To be a local is not to have an encyclopedic knowledge of the art or history of the place. I lived in Philadelphia for 18 years and saw the Liberty Bell once. I can’t tell you about Betsy Ross’ house, but ask me about the best place to get a cheese steak or where to go shopping, and I’m your girl.

My philosophy: Save the tourist crap for when you’re a 55-year-old empty nester. And when you do return to your foreign once-upon-a-time home in your ripe middle age, stop in that tiny hole-in-the-wall panini place for an order of the same prosciutto mozzarella pomodoro sandwich and cioccolata calda you ate everyday for lunch when you were 20. Then wonder how you could have been such a stupid kid to have not seen these famous sites, and then laugh because those famous old sites are still there for your enjoyment along with the spectacular memories of your fully lived youth.

I did have my regrets. I soaked up as much Italy as I could and have the fondest memories of my time there. I still listen to the music and try to speak the language in the hope that someday I can fool somebody into thinking I’m fluent. On occasion I’ll spend hours in the kitchen making that homemade lasagna from scratch or twirling the little doughy bits around my pinkie finger into fresh tortellini. But I still wish I could have done more. With four months to do everything, it’s hard to figure out what exactly you want to get out of your experience before that experience comes to an end.

While abroad, I hiked Cinque Terre, threw a coin in the Trevi Fountain, sipped on a Bellini at Harry’s Bar in Venice, stood on tables amid sloshing rounds of beer at Oktoberfest, partied with Australian sailors in a yacht on the French Riviera, stayed out all hours of the night in Barcelona, jumped out of a helicopter at 14,000 feet above the Swiss Alps, experienced the bizarre world that is Amsterdam and took in a show in London’s West End. Hardly adventures I could ever say I regret. But with a limited amount of time in Florence, these escapades add up, and I do seriously regret the lack of time I spent soaking up my host city. I came back to the States happy with the time I spent in Europe, but with the undeniable lament for the Italian friends I didn’t make and the Florentine lifestyle to which I never fully acclimated.

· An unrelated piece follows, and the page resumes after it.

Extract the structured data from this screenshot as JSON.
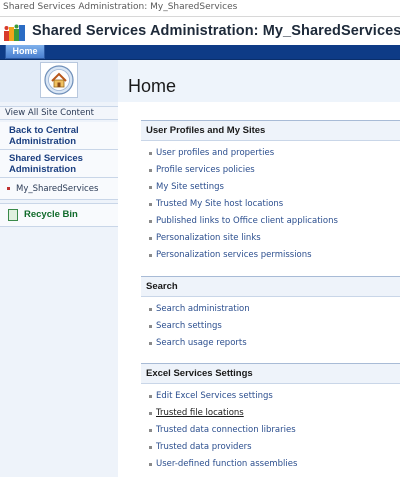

And so, because the rabbit hole only burrows deeper and deeper into the Earth, I set sail again. Just 21 months after returning from Italy, I found myself once again in the Mediterranean, this time to teach English literature for a year in Greece. I was determined to right my wrongs and redo my regrets. I made it my mission to understand the Greek lifestyle, learn the Greek language and make Greek friends.

With a year to immerse myself in Greek culture, I was able to see a side of Greece that most outsiders will never be able to witness. And with a year in one place, I was able to enjoy a wealth of time in Athens while also having the pleasure of exploring the rest of the country and sightseeing throughout the continent. I traveled to Dublin, Galway, Edinburgh, Brussels, Bruges, Stockholm, Istanbul, Berlin, Milan and Paris in addition to the many Greek towns, villages and islands just waiting to be adored. I have trips planned to Croatia and the Northern French countryside and a few weekends left in Athens to enjoy the life I have created here.

But if I’ve learned one thing, it’s that the more time I spend here, the more quickly time slips away. The regrets never stop; they simply grow greater and grander. This world is a big place, and no matter where you go or how long you stay there, there’s always something that you won’t be able to see. But I’ve learned that that’s OK. Because for every inch of land you didn’t see, there are those 10 others you’ll never forget. And while I may not have gotten to truly become Italian or learn the gibberish that is Greek, the one thing that I’ve forever created for myself is the life of the storyteller, not the listener. And at 23, I can’t wait for all the stories I have yet to live.